"I felt that I played well enough during the trials to make the team," Havlicek recalls. "Unfortunately, the coaches and selection committee didn't see it the same way. I know it sounds cliché, but playing for my country would have been the highlight of my career and that's why it bothered my so much."
Despite not having played football at Ohio State, Havlicek's athleticism, size and physical conditioning piqued the interest of the Cleveland Browns, who drafted him in the seventh round of the 1962 NFL Draft. Intrigued, Havlicek decided to give the National Football League a shot. He showed up at training camp that summer and was good enough to play wide receiver in several preseason games, but was eventually beat out by future All-Pro Gary Collins.
The failed pro football experiment was hardly the end of Havlicek's athletic career.
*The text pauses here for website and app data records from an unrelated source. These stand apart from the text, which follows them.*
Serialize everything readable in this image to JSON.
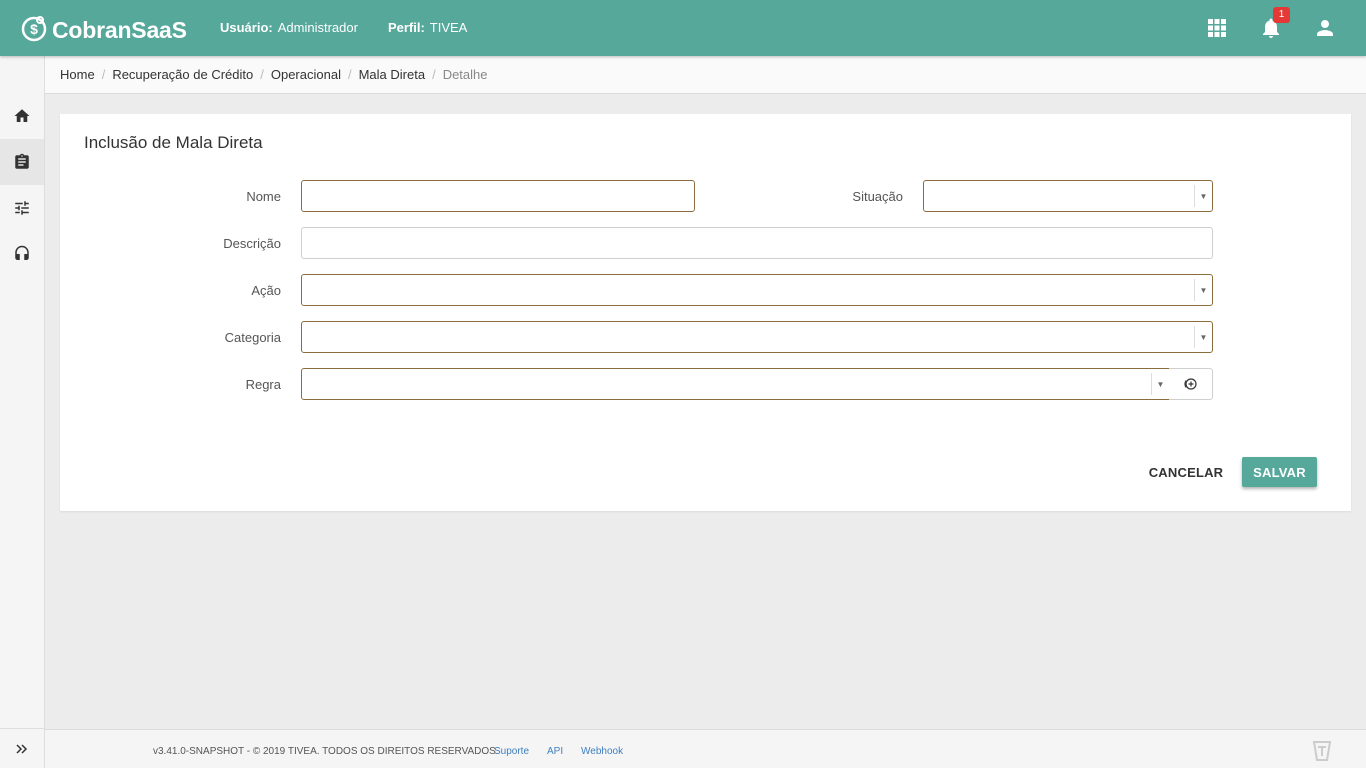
{
  "header": {
    "brand": "CobranSaaS",
    "user_key": "Usuário:",
    "user_value": "Administrador",
    "profile_key": "Perfil:",
    "profile_value": "TIVEA",
    "notification_count": "1",
    "icons": [
      "apps-grid-icon",
      "bell-icon",
      "account-icon"
    ]
  },
  "sidebar": {
    "items": [
      {
        "icon": "home-icon"
      },
      {
        "icon": "clipboard-icon",
        "active": true
      },
      {
        "icon": "tune-sliders-icon"
      },
      {
        "icon": "headset-icon"
      }
    ],
    "expand_icon": "double-chevron-right-icon"
  },
  "breadcrumb": [
    "Home",
    "Recuperação de Crédito",
    "Operacional",
    "Mala Direta",
    "Detalhe"
  ],
  "form": {
    "title": "Inclusão de Mala Direta",
    "labels": {
      "nome": "Nome",
      "situacao": "Situação",
      "descricao": "Descrição",
      "acao": "Ação",
      "categoria": "Categoria",
      "regra": "Regra"
    },
    "values": {
      "nome": "",
      "situacao": "",
      "descricao": "",
      "acao": "",
      "categoria": "",
      "regra": ""
    },
    "cancel_label": "CANCELAR",
    "save_label": "SALVAR"
  },
  "footer": {
    "copyright": "v3.41.0-SNAPSHOT - © 2019 TIVEA. TODOS OS DIREITOS RESERVADOS.",
    "links": [
      "Suporte",
      "API",
      "Webhook"
    ]
  },
  "colors": {
    "primary": "#56a89b",
    "field_border": "#8a6d3b",
    "badge": "#e53935",
    "link": "#3f7fbf"
  }
}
He was born to play basketball, and his exploits on the hardwood guaranteed him a shot at the NBA. The Celtics wasted little time selecting the Ohio State star with the final pick in the first round, but the choice by head coach Red Auerbach didn't generate the buzz one might expect. Hondo, according to conventional wisdom at the time, was going to become a complimentary piece to the Celtics' title juggernaut, a player who would provide spot duty for aging players such as Frank Ramsey and "Jungle" Jim Loscutoff. It was Ramsey, in fact, who had emerged as the NBA's first great sixth man, coming off the bench early in his career to provide Auerbach's Celtics with scoring punch. Havlicek fit in immediately. As a rookie he averaged 14.3 points, an excellent offensive number off the bench during this era. He ran tirelessly in practices and during games, much to the delight of his coach, as Auerbach quickly realized that he had a player ideally suited for his turbo-charged, fast break offense. And with Bob Cousy still leading the attack during the 1962-63 season, many of Havlicek's points came on the receiving end of Cousy's creativity in transition.
"Cooz was a special basketball player," Havlicek says with a smile. "I learned quickly that he would reward you for attacking on the fast break. I made a living off of Bob Cousy early in my career."
The Celtics would capture their sixth NBA Championship during Havlicek's rookie season, and the team's fifth in a row. For Havlicek, an All-Rookie Team selection capped his dream season, but, like all great players, it wasn't success that fueled his desire to be the best. He understood that while many of his points came off fast break opportunities, it was going to take much more than that if he wanted to become an elite player in the NBA. Still, there were skeptics; many of these so-called experts at the time questioned Havlicek's shooting and ball handling, speculating that the Ohio State product couldn't expand his game, but Havlicek proved to be his own harshest critic. He took thousands of shots and worked hard on his dribbling during the off-season.
"I knew what I needed to work on," he says, "and I had the inner drive to push myself. I wanted to improve. I wanted to come back prepared to help the Celtics win another championship."
Havlicek, in many ways, was the precursor to modern day Celtic great Ray Allen in the way that he meticulously prepared his mind and body for basketball. Unlike the vast majority of his peers, Havlicek watched his diet and stayed active in basketball year round, and when he arrived at the '63 training camp he was a different player. He was a better ball handler with a more consistent shooting touch from the field. He led the team in scoring with a 19.9 ppg average, and the sixth man mantle was officially passed from Ramsey to Havlicek.